A group of teenagers on the last day of school in 1976 are observed.
This film explores the lives of numerous teenagers during a time in which I was never present. The one thing that is in my favor, however, is that most films that take place in the past are usually a critique about something in modern day society. For instance, this film takes place in 1976, but was made in 1993. For some, this film is not merely about a group of adolescent’s last day of school in 1976, but rather an attempt to discern and understand the actions of teenagers in 1993. This is a time period in which I was most definitely present.
In the early nineties’, a genre of music, known as Grunge music, was on the rise. This type of music attempted to express the angst and sorrow felt by many people (most notably, teenagers) through harsh, unrelenting lyrical and instrumental melodies. Bands like Nirvana, Soundgarden, and Pearl Jam were conveying inner emotions that struck deep into the hearts of people who were no longer satisfied with the popular music that attempted to make it all seem perfect. However, Grunge music was not a truly new entity. In actuality, the genre was deeply rooted in the rock music that existed during the 1970s (many popular rock hits from this decade are present in Dazed and Confused, which add tremendous depth and meaning to the overall film).

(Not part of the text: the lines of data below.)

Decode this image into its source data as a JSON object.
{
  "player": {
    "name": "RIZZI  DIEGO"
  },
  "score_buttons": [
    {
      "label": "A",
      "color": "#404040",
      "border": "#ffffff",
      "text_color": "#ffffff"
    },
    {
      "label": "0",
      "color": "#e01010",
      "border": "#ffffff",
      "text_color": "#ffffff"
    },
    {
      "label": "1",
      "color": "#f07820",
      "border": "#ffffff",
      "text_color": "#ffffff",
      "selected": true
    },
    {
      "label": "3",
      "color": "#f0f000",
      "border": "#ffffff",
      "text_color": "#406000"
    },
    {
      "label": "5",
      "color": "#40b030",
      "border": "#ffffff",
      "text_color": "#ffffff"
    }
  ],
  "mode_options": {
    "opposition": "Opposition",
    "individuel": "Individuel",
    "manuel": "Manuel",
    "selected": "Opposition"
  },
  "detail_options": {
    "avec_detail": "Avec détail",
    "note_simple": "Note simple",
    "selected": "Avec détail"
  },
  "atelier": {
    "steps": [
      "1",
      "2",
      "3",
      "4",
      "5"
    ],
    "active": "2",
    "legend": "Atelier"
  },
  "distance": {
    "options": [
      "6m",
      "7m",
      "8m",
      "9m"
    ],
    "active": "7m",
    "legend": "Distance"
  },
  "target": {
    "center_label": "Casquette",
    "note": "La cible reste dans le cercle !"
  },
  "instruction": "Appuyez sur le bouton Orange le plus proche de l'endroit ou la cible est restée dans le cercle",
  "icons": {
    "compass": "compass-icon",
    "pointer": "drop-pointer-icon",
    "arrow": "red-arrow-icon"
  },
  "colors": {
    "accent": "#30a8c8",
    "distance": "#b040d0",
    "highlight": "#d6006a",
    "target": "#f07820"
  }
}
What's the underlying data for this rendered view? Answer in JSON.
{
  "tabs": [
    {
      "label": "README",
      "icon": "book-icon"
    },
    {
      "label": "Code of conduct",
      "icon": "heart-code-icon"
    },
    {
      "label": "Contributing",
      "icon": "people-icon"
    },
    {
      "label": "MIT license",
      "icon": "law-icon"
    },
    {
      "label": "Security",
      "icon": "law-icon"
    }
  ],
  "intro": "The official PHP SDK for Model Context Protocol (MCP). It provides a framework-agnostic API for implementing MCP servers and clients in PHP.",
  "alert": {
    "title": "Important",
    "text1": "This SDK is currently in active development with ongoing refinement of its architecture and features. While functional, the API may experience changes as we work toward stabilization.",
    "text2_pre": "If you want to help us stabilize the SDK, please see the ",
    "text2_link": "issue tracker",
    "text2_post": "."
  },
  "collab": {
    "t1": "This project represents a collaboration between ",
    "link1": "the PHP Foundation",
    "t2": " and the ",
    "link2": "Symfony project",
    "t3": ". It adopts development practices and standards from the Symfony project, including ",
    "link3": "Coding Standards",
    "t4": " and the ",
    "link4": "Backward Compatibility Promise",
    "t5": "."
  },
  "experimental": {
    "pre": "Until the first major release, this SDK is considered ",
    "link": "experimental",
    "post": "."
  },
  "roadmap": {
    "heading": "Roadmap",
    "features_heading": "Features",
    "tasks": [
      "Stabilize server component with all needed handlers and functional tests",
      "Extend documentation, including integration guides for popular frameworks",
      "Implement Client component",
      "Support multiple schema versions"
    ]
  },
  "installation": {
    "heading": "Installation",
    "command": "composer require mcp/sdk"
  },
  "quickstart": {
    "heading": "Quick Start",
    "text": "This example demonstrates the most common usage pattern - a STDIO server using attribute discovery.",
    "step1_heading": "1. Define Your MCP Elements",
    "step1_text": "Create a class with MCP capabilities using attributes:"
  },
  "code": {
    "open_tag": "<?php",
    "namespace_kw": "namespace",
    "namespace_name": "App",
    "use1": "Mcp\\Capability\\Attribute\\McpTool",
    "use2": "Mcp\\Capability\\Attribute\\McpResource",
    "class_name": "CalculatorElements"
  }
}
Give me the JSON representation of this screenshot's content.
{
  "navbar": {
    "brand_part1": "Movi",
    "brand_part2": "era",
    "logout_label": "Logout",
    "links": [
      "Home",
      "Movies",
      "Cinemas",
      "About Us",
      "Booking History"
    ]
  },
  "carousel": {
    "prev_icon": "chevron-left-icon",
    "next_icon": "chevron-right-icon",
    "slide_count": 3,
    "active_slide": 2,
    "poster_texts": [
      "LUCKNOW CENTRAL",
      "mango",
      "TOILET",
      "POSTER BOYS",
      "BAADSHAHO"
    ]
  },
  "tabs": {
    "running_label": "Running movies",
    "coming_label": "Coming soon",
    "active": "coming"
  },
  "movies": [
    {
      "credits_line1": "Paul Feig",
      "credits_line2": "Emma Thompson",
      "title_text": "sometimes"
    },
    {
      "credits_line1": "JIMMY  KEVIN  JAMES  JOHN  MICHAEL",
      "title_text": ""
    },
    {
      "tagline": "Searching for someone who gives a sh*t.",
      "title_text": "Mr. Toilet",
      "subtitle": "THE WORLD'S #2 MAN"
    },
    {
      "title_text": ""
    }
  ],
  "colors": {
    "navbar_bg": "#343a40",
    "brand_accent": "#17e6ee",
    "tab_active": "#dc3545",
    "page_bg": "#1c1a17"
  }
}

During the 70’s, teenagers were often referred to as “the lost generation”. The same has been said about the youth of the 90s. What Dazed and Confused strives for is to offer comparisons and contrasts between the “slacker” culture of the 70s and the 90s. That is why this film is remarkable. Yes there is a very limited plot, but the film is not concerned with that. It is more focused on attempting to understand the actions and decisions of adolescents in that crucial transitional period between youth and adult. Some of the decisions that we make are what shape us as human beings in our futures. This is a tough and difficult time for many, and probably the most important as well.
There are no true stars in this film. It is not about one but rather a group of individuals attempting to arrive at some understanding about themselves. That is why there are no characters more significant or important than any other. However, the character of Randall “Pink” Floyd (Jason London) really made me ponder the idea of individuality. During the course of the film, he is given an ultimatum by his football coach. He must sign a waiver to stop drinking and partaking in drugs, and focus on the football season for the upcoming year. Every one on the team has signed it but he feels it is a violation of who he is. During this time, no teenager wants to be told what to do. If he signs it, then he gives into the “man” and loses a sense of his individuality. If he doesn’t, then he may lose his chance of having a great career as a football player. This choice will decide whether he wants to be grouped as a follower within the masses, or rather as an outsider determined to remain true to his individualistic mentality. This is where the film truly makes its’ mark. It is not about the plot, but rather it focuses on rich characterizations. There are many characters in the film, but yet most are provided significant screen time to despair over their inevitable transition into adulthood.
Dazed and Confused attempts to observe a group of seniors focused more on the hazing and ritualistic taunting of newly arriving freshman than on their journey towards the next step in life. The performances are not great but yet they are true (which makes them memorable). Of note, Wiley Wiggins does provide an extremely annoying performance as Mitch Kramer-How often does he touch his hair and nose when he is on-screen anyways?
This film truly summons up a sense of nostalgia that makes one yearn for the past where nothing mattered and a Friday night meant friends, relationships and partying. It was a time of no concern or worries. Yes, there was a fear for the future but it was usually brushed aside since we had our entire lives ahead of us. This is all we knew and this is all we wanted to know. We didn’t want responsibility. We wanted freedom. This film magnificently captures that realism which all existed within us at one time or another. Yet, it is inevitable that we must grow up and become the adults we desperately wanted to be treated as but never truly wanted to be.
Some of us never want to grow up and that is truly the case of the character Danny Wooderson, portrayed by Matthew McConaughey. His character has already graduated but yet he refuses to move on because high school was a time in which he experienced the greatest joys of his life. Whereas his peers have moved forward, he remains firmly rooted in the life that has meant so much to him. He is an adult acting as a child. In retrospect, he is the saddest character of the film.
This film did very poorly during its’ initial theatrical release but has found an audience on DVD. Some people may have believed that this film was about nothing and they would be right. This film is about the randomness of life. Most teen movies that are made are typically shallow and false portraits of its’ subjects. They are rarely true to their characters. They are superficial representations of a group that most do not understand. Richard Linklater (director of the film) does understand teenagers. He paints a wonderful portrait and truly allows the youth of this film to have a voice. That is why this film is great. The characters are true which makes them reliable. We attach ourselves to their situations because we can relate to them. We see a part of ourselves within at least one of these characters, which is why this film has obtained such a cult following.
Even though I was born in the 90s rather than the 70s, I witnessed a very similar trend. These were not the exploits of a lost generation but rather the actions of a culture coming to grips with who they were. They were attempting to understand themselves for the first time and, to be honest, have fun before responsibility reared its’ ugly head. We all grow up but we can never forget what made us the person we are today.